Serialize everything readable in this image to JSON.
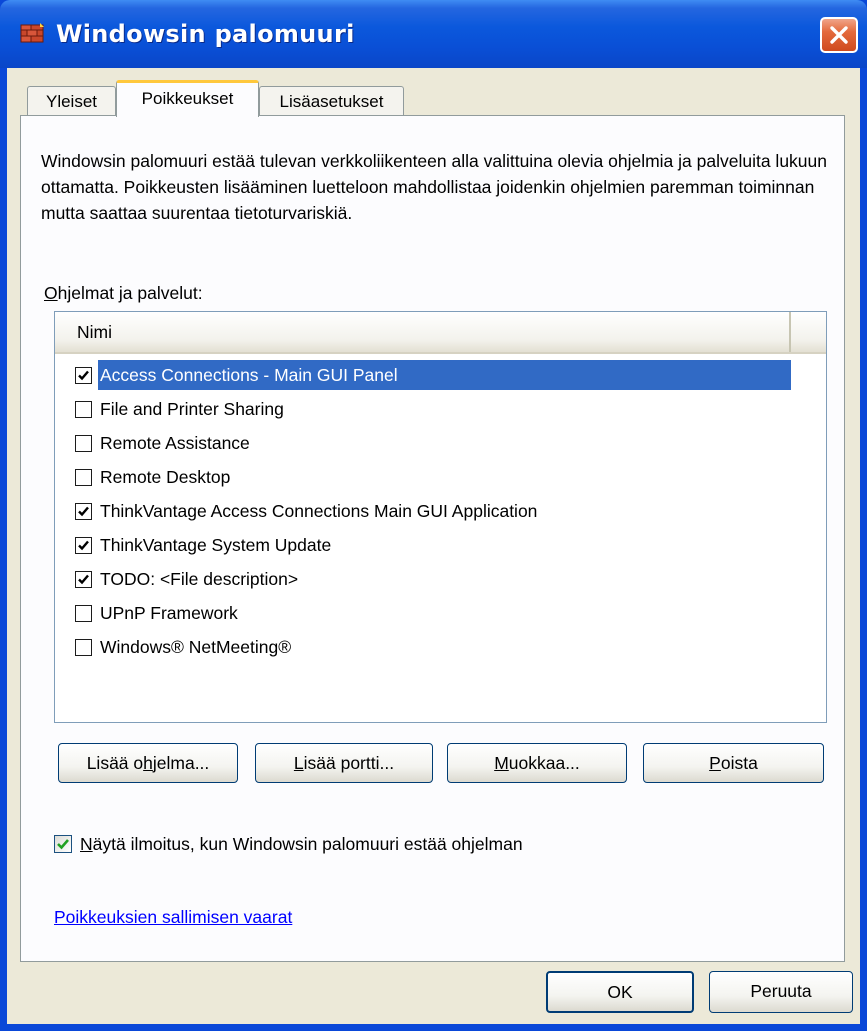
{
  "window": {
    "title": "Windowsin palomuuri",
    "title_bar_color": "#0a4fd6"
  },
  "tabs": [
    {
      "label": "Yleiset",
      "active": false
    },
    {
      "label": "Poikkeukset",
      "active": true
    },
    {
      "label": "Lisäasetukset",
      "active": false
    }
  ],
  "description": "Windowsin palomuuri estää tulevan verkkoliikenteen alla valittuina olevia ohjelmia ja palveluita lukuun ottamatta. Poikkeusten lisääminen luetteloon mahdollistaa joidenkin ohjelmien paremman toiminnan mutta saattaa suurentaa tietoturvariskiä.",
  "programs": {
    "label_prefix": "O",
    "label_rest": "hjelmat ja palvelut:",
    "column_header": "Nimi",
    "items": [
      {
        "label": "Access Connections - Main GUI Panel",
        "checked": true,
        "selected": true
      },
      {
        "label": "File and Printer Sharing",
        "checked": false,
        "selected": false
      },
      {
        "label": "Remote Assistance",
        "checked": false,
        "selected": false
      },
      {
        "label": "Remote Desktop",
        "checked": false,
        "selected": false
      },
      {
        "label": "ThinkVantage Access Connections Main GUI Application",
        "checked": true,
        "selected": false
      },
      {
        "label": "ThinkVantage System Update",
        "checked": true,
        "selected": false
      },
      {
        "label": "TODO: <File description>",
        "checked": true,
        "selected": false
      },
      {
        "label": "UPnP Framework",
        "checked": false,
        "selected": false
      },
      {
        "label": "Windows® NetMeeting®",
        "checked": false,
        "selected": false
      }
    ]
  },
  "buttons": {
    "add_program": {
      "pre": "Lisää o",
      "u": "h",
      "post": "jelma..."
    },
    "add_port": {
      "pre": "",
      "u": "L",
      "post": "isää portti..."
    },
    "edit": {
      "pre": "",
      "u": "M",
      "post": "uokkaa..."
    },
    "remove": {
      "pre": "",
      "u": "P",
      "post": "oista"
    },
    "ok": "OK",
    "cancel": "Peruuta"
  },
  "notify": {
    "checked": true,
    "pre": "",
    "u": "N",
    "post": "äytä ilmoitus, kun Windowsin palomuuri estää ohjelman"
  },
  "link": "Poikkeuksien sallimisen vaarat",
  "colors": {
    "selection": "#316ac5",
    "dialog_bg": "#ece9d8",
    "close_button": "#e46a3c",
    "check_green": "#21a121"
  }
}
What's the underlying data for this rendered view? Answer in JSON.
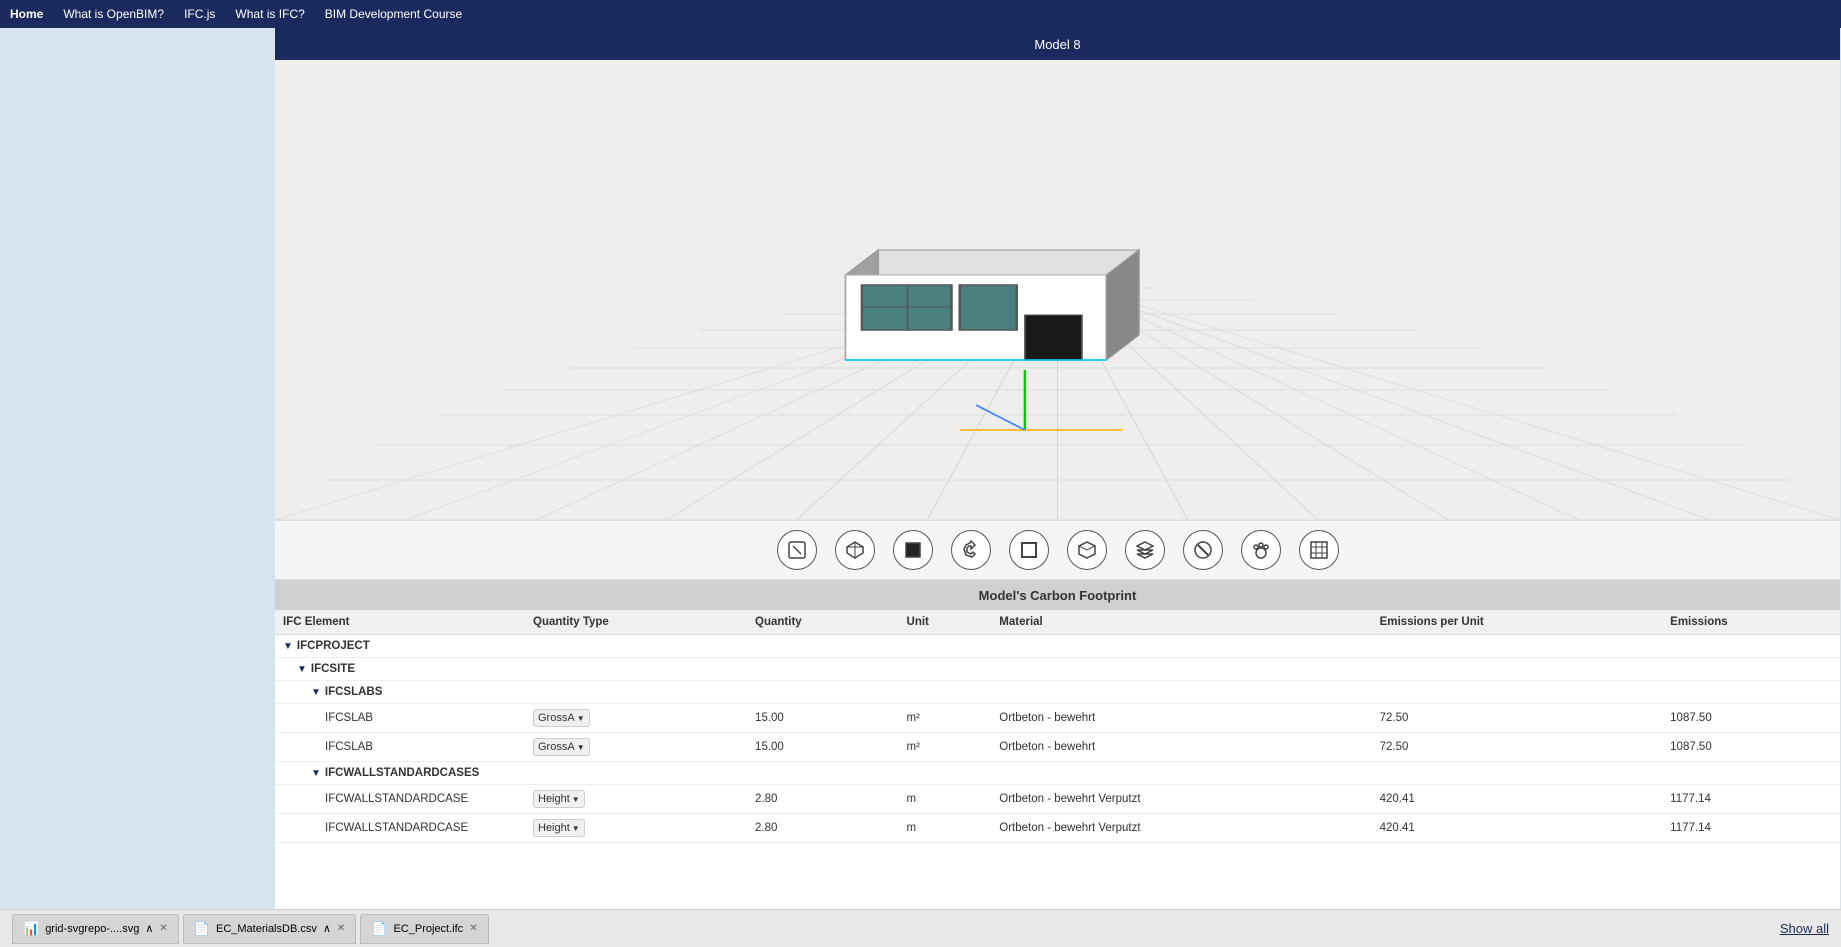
{
  "nav": {
    "items": [
      {
        "label": "Home",
        "active": true
      },
      {
        "label": "What is OpenBIM?",
        "active": false
      },
      {
        "label": "IFC.js",
        "active": false
      },
      {
        "label": "What is IFC?",
        "active": false
      },
      {
        "label": "BIM Development Course",
        "active": false
      }
    ]
  },
  "model": {
    "title": "Model 8"
  },
  "carbon": {
    "title": "Model's Carbon Footprint"
  },
  "toolbar": {
    "buttons": [
      {
        "name": "pencil-icon",
        "symbol": "✏️"
      },
      {
        "name": "cube-icon",
        "symbol": "⬡"
      },
      {
        "name": "square-icon",
        "symbol": "■"
      },
      {
        "name": "rotate-icon",
        "symbol": "⟳"
      },
      {
        "name": "frame-icon",
        "symbol": "▢"
      },
      {
        "name": "box-icon",
        "symbol": "◈"
      },
      {
        "name": "layers-icon",
        "symbol": "◫"
      },
      {
        "name": "cancel-icon",
        "symbol": "⊗"
      },
      {
        "name": "paw-icon",
        "symbol": "🐾"
      },
      {
        "name": "grid-icon",
        "symbol": "⊞"
      }
    ]
  },
  "table": {
    "columns": [
      "IFC Element",
      "Quantity Type",
      "Quantity",
      "Unit",
      "Material",
      "Emissions per Unit",
      "Emissions"
    ],
    "rows": [
      {
        "type": "group",
        "level": 0,
        "label": "IFCPROJECT",
        "triangle": true
      },
      {
        "type": "group",
        "level": 1,
        "label": "IFCSITE",
        "triangle": true
      },
      {
        "type": "group",
        "level": 2,
        "label": "IFCSLABS",
        "triangle": true
      },
      {
        "type": "data",
        "level": 3,
        "label": "IFCSLAB",
        "qtype": "GrossA",
        "qty": "15.00",
        "unit": "m²",
        "material": "Ortbeton - bewehrt",
        "epu": "72.50",
        "emissions": "1087.50"
      },
      {
        "type": "data",
        "level": 3,
        "label": "IFCSLAB",
        "qtype": "GrossA",
        "qty": "15.00",
        "unit": "m²",
        "material": "Ortbeton - bewehrt",
        "epu": "72.50",
        "emissions": "1087.50"
      },
      {
        "type": "group",
        "level": 2,
        "label": "IFCWALLSTANDARDCASES",
        "triangle": true
      },
      {
        "type": "data",
        "level": 3,
        "label": "IFCWALLSTANDARDCASE",
        "qtype": "Height",
        "qty": "2.80",
        "unit": "m",
        "material": "Ortbeton - bewehrt Verputzt",
        "epu": "420.41",
        "emissions": "1177.14"
      },
      {
        "type": "data",
        "level": 3,
        "label": "IFCWALLSTANDARDCASE",
        "qtype": "Height",
        "qty": "2.80",
        "unit": "m",
        "material": "Ortbeton - bewehrt Verputzt",
        "epu": "420.41",
        "emissions": "1177.14"
      }
    ]
  },
  "bottom_bar": {
    "tabs": [
      {
        "name": "grid-svgrepo-svg",
        "icon": "📊",
        "label": "grid-svgrepo-....svg",
        "has_close": true,
        "has_up": true
      },
      {
        "name": "ec-materials-csv",
        "icon": "📄",
        "label": "EC_MaterialsDB.csv",
        "has_close": true,
        "has_up": true
      },
      {
        "name": "ec-project-ifc",
        "icon": "📄",
        "label": "EC_Project.ifc",
        "has_close": true,
        "has_up": false
      }
    ],
    "show_all": "Show all"
  }
}
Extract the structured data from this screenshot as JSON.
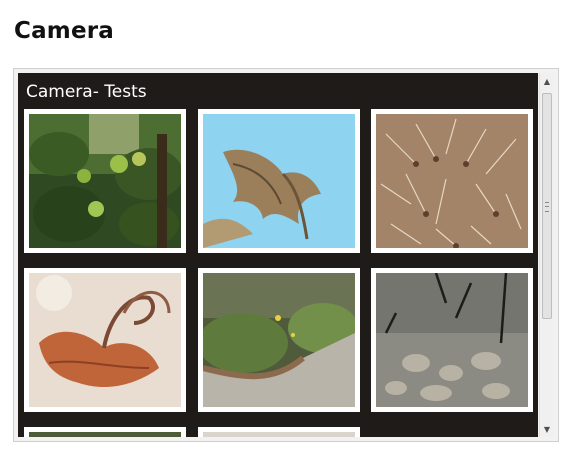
{
  "page": {
    "title": "Camera"
  },
  "gallery": {
    "title": "Camera- Tests",
    "photos": [
      {
        "subject": "apple-tree-photo"
      },
      {
        "subject": "dried-seedpod-sky-photo"
      },
      {
        "subject": "feathery-seeds-photo"
      },
      {
        "subject": "curled-dry-leaf-photo"
      },
      {
        "subject": "garden-path-photo"
      },
      {
        "subject": "pond-stones-photo"
      },
      {
        "subject": "partial-photo-7"
      },
      {
        "subject": "partial-photo-8"
      }
    ]
  },
  "scrollbar": {
    "up_icon": "arrow-up-icon",
    "down_icon": "arrow-down-icon",
    "thumb_fraction": 0.62
  },
  "colors": {
    "gallery_background": "#1e1b19",
    "title_text": "#ffffff",
    "tile_border": "#ffffff"
  }
}
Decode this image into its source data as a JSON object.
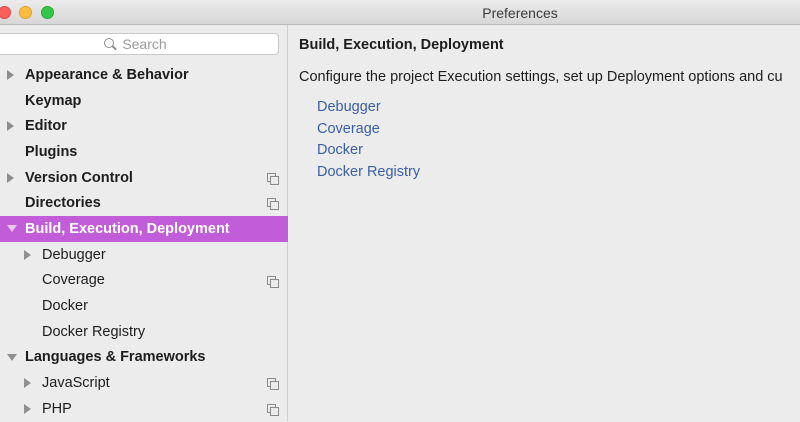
{
  "window": {
    "title": "Preferences"
  },
  "search": {
    "placeholder": "Search"
  },
  "sidebar": {
    "items": [
      {
        "label": "Appearance & Behavior",
        "level": 0,
        "arrow": "right",
        "bold": true,
        "copy": false
      },
      {
        "label": "Keymap",
        "level": 0,
        "arrow": "none",
        "bold": true,
        "copy": false
      },
      {
        "label": "Editor",
        "level": 0,
        "arrow": "right",
        "bold": true,
        "copy": false
      },
      {
        "label": "Plugins",
        "level": 0,
        "arrow": "none",
        "bold": true,
        "copy": false
      },
      {
        "label": "Version Control",
        "level": 0,
        "arrow": "right",
        "bold": true,
        "copy": true
      },
      {
        "label": "Directories",
        "level": 0,
        "arrow": "none",
        "bold": true,
        "copy": true
      },
      {
        "label": "Build, Execution, Deployment",
        "level": 0,
        "arrow": "down",
        "bold": true,
        "copy": false,
        "selected": true
      },
      {
        "label": "Debugger",
        "level": 1,
        "arrow": "right",
        "bold": false,
        "copy": false
      },
      {
        "label": "Coverage",
        "level": 1,
        "arrow": "none",
        "bold": false,
        "copy": true
      },
      {
        "label": "Docker",
        "level": 1,
        "arrow": "none",
        "bold": false,
        "copy": false
      },
      {
        "label": "Docker Registry",
        "level": 1,
        "arrow": "none",
        "bold": false,
        "copy": false
      },
      {
        "label": "Languages & Frameworks",
        "level": 0,
        "arrow": "down",
        "bold": true,
        "copy": false
      },
      {
        "label": "JavaScript",
        "level": 1,
        "arrow": "right",
        "bold": false,
        "copy": true
      },
      {
        "label": "PHP",
        "level": 1,
        "arrow": "right",
        "bold": false,
        "copy": true
      }
    ]
  },
  "main": {
    "title": "Build, Execution, Deployment",
    "description": "Configure the project Execution settings, set up Deployment options and cu",
    "links": [
      "Debugger",
      "Coverage",
      "Docker",
      "Docker Registry"
    ]
  },
  "colors": {
    "selection": "#c25dd9",
    "link": "#3a5fa5"
  }
}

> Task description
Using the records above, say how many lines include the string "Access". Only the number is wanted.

> Written response
2